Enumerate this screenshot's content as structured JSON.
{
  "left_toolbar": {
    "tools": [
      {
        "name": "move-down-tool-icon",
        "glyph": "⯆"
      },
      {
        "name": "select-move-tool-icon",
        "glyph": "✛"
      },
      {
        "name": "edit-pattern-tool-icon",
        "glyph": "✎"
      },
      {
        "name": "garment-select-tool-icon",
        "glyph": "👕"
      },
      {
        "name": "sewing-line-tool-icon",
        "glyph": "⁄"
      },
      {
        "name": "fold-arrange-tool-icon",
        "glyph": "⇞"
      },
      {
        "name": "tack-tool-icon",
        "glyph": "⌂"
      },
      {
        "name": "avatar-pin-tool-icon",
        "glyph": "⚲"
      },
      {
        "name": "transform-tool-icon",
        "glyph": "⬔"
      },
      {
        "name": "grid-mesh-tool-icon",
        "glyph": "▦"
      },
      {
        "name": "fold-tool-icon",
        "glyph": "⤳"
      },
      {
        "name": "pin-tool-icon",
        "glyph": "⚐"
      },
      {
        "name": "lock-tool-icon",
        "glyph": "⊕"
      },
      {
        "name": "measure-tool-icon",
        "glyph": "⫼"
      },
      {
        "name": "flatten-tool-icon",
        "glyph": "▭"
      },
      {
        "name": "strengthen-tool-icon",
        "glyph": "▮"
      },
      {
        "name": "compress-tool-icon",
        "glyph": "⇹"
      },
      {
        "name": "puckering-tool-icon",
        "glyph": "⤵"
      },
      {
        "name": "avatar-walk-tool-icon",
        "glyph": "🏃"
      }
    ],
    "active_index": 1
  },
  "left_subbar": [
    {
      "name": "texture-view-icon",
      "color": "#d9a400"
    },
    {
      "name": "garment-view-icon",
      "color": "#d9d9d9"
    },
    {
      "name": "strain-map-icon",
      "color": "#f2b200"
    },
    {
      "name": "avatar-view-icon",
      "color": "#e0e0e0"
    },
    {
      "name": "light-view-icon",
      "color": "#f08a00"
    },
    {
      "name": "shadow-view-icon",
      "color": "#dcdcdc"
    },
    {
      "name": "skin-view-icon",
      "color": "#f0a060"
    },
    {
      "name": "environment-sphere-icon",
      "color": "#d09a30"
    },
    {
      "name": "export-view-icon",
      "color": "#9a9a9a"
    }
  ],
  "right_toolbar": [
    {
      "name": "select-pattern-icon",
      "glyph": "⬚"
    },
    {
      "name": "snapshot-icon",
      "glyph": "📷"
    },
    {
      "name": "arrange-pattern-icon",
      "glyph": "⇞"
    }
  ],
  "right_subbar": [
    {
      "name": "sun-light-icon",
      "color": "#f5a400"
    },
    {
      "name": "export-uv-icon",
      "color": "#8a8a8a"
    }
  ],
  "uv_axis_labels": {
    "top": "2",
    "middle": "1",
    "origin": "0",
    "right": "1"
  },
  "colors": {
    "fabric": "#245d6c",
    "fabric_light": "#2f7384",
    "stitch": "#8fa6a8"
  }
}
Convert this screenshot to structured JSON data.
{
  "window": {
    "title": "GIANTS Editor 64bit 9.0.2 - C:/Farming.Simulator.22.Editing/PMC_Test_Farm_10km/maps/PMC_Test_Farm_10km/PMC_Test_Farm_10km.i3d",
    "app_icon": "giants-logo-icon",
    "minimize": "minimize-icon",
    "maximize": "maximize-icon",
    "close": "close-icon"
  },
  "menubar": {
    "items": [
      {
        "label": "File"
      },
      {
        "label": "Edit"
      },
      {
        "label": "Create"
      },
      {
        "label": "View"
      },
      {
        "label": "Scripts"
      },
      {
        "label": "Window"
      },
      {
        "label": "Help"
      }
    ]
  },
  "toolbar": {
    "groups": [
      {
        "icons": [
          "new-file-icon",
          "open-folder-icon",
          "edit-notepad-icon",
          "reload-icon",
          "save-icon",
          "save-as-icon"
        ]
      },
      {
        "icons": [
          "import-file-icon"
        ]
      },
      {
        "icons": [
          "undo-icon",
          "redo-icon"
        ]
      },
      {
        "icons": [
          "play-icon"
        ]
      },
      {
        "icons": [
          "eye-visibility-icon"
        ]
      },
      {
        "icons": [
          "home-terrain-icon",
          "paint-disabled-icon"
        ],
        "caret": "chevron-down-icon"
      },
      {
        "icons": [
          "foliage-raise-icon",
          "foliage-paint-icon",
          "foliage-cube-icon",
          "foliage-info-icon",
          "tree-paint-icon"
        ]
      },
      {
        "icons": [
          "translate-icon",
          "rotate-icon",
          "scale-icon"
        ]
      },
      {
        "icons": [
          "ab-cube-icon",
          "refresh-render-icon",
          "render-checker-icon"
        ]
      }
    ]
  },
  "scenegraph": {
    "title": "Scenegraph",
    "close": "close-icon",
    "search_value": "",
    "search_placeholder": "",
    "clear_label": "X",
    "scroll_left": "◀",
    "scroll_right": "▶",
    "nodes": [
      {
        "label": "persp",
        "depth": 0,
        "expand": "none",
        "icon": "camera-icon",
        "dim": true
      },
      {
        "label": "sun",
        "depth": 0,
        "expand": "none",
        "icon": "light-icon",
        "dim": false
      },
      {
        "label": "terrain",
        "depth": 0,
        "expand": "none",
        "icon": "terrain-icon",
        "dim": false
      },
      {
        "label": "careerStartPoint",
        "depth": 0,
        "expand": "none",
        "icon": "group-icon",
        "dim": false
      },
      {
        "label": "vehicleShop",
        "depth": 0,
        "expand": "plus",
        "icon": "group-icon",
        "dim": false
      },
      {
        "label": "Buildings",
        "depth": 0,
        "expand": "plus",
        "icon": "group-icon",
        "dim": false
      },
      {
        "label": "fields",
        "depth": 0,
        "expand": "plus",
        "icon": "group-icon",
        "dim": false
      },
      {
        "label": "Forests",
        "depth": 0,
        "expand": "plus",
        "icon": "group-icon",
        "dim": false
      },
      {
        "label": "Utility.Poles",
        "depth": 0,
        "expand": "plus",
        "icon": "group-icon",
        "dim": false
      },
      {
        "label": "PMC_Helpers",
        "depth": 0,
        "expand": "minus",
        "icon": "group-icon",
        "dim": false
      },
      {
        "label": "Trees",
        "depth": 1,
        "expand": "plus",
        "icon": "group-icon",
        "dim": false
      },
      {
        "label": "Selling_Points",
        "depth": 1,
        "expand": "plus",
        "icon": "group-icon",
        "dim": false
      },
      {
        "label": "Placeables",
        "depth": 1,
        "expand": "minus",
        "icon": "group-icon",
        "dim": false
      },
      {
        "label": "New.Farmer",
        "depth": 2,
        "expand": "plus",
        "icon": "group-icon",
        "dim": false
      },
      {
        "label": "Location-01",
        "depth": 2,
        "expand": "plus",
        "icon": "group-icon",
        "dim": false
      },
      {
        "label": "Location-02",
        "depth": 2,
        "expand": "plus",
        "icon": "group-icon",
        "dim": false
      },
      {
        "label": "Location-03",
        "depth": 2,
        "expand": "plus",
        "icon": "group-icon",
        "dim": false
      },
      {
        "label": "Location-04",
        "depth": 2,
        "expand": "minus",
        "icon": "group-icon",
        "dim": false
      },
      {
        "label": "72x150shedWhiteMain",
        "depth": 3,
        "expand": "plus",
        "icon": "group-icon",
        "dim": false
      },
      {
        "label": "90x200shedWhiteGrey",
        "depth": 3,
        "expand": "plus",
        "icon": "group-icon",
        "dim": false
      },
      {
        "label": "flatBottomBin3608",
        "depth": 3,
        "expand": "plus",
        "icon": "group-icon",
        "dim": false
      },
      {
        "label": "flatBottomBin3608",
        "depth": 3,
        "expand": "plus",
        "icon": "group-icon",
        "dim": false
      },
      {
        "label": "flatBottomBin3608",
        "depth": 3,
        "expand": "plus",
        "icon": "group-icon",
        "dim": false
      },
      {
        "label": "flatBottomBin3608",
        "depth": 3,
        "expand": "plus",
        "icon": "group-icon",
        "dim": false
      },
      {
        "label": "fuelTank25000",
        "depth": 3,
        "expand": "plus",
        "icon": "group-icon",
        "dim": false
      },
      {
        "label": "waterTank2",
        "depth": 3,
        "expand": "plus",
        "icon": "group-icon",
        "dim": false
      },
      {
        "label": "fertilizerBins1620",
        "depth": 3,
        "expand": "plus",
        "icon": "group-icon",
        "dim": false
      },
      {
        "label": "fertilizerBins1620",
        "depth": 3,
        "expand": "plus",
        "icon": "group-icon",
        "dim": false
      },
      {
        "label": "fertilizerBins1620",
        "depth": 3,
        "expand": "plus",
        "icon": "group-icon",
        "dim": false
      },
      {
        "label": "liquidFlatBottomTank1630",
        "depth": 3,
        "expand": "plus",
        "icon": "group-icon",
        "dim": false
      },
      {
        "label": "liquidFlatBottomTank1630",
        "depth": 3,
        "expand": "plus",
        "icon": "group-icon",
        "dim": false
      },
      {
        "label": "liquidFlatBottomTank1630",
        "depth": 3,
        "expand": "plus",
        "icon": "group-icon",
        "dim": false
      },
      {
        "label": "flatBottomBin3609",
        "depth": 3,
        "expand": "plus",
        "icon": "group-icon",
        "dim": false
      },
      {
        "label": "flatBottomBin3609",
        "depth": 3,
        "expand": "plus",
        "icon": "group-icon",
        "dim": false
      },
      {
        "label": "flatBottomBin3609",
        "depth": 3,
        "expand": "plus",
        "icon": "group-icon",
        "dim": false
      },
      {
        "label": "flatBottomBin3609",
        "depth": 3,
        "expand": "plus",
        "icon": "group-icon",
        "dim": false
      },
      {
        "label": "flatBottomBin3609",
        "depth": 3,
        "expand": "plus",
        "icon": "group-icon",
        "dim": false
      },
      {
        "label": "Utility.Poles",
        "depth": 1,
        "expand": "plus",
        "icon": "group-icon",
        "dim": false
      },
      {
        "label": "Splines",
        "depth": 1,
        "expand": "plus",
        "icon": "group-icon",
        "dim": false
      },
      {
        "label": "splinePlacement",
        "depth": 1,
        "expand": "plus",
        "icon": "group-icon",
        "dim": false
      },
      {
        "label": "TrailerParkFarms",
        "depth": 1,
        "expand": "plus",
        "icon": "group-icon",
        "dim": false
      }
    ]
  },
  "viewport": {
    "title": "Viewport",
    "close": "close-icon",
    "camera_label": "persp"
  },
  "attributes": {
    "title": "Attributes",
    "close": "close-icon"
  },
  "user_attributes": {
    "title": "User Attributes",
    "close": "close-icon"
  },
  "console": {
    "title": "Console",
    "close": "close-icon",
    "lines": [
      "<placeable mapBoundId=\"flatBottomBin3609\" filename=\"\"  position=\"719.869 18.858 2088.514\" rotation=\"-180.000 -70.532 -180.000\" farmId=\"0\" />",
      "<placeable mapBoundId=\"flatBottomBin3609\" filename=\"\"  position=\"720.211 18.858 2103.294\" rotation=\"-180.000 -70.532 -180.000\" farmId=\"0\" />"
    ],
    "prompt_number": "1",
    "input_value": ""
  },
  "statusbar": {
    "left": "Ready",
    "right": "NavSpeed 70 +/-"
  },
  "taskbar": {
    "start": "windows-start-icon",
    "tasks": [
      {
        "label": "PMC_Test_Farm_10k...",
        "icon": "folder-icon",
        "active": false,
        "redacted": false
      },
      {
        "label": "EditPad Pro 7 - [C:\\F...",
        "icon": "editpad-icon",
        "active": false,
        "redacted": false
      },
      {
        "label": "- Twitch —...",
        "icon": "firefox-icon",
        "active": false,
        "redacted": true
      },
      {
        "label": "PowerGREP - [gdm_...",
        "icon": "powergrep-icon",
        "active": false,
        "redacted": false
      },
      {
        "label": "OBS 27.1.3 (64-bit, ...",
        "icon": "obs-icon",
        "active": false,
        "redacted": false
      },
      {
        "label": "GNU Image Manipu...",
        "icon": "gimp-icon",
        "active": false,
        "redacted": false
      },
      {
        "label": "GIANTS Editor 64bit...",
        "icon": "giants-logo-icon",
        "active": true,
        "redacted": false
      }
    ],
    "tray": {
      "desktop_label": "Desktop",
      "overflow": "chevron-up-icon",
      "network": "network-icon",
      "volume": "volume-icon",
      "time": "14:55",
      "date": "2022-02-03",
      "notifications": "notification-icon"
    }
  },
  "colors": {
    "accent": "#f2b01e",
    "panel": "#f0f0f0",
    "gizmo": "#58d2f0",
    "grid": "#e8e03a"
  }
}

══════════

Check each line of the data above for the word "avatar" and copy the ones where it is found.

        "name": "avatar-pin-tool-icon",
        "name": "avatar-walk-tool-icon",
      "name": "avatar-view-icon",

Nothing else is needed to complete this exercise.